I was served the vegetarian meal, which I had heard was really good on Ethiopian Airlines. It had lived up to its hype. Zucchini, and eggplant in a tomato sauce with basmati rice. Its a pleasure to fly E.A, I recall reading about Haile Selassie's efforts to modernize Ethiopia, and the development of an international airline was an integral part of his plan. The treatment was nothing shy of royal.
Sitting in Rome right now waiting to finish fueling. Its 7:38pm at home and 2:38 am in Addis. We are 2787 miles from Addis, and we are traveling at an average of 600 mph, 33,000 ft when we are in the air, this fact is impressive to me right now.
See you in Africa.

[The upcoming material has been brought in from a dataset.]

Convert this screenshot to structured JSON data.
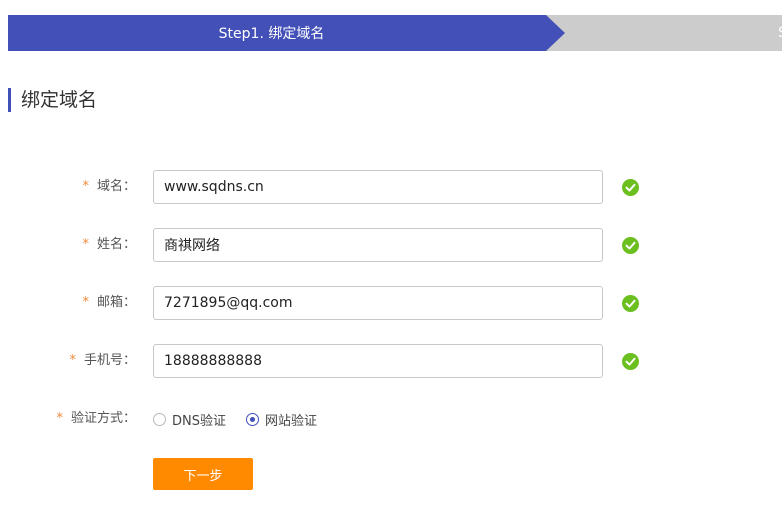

Flying over Egypt watching the sun come up, beautiful layers of pink bleeding into a blue sky, the base is midnight black. Stars are scattered. (A picture of the described is posted with the blog before this one)
The first sight from the plane after making it through dense, rain soaked clouds was a very vibrant green. The land looks so plush. The water ways, rivers, and streams are a deep red mud color, the contrast is impressive. The mud is this same color in my home in Keswick. We land, and we step off the plane. I have finally made it to Africa! The air was heavy and a bit humid. Even though the air is filled with jet fuel, mixed with an almost suffocating diesel, I can still smell an unfamiliar, but almost intoxicating smell of the land, the plush green, and bright earth, the mountains in the back drop, Africa.
Our arrival to Addis was a little late, so we de-planed and sat in a waiting area where we could see the bathrooms, but not access them. I talked and laughed with David and Brian, until we were directed to board the plane. I think I like these guys.
On the plane, 77 miles from Nairobi. I think we just crossed the equator. Its gotta be hot down there, however at 33,000 ft the thermometer reads -54 degrees. Not sure that i should have eaten that last meal of lentils, green beans, and cheese? I guess we'll see.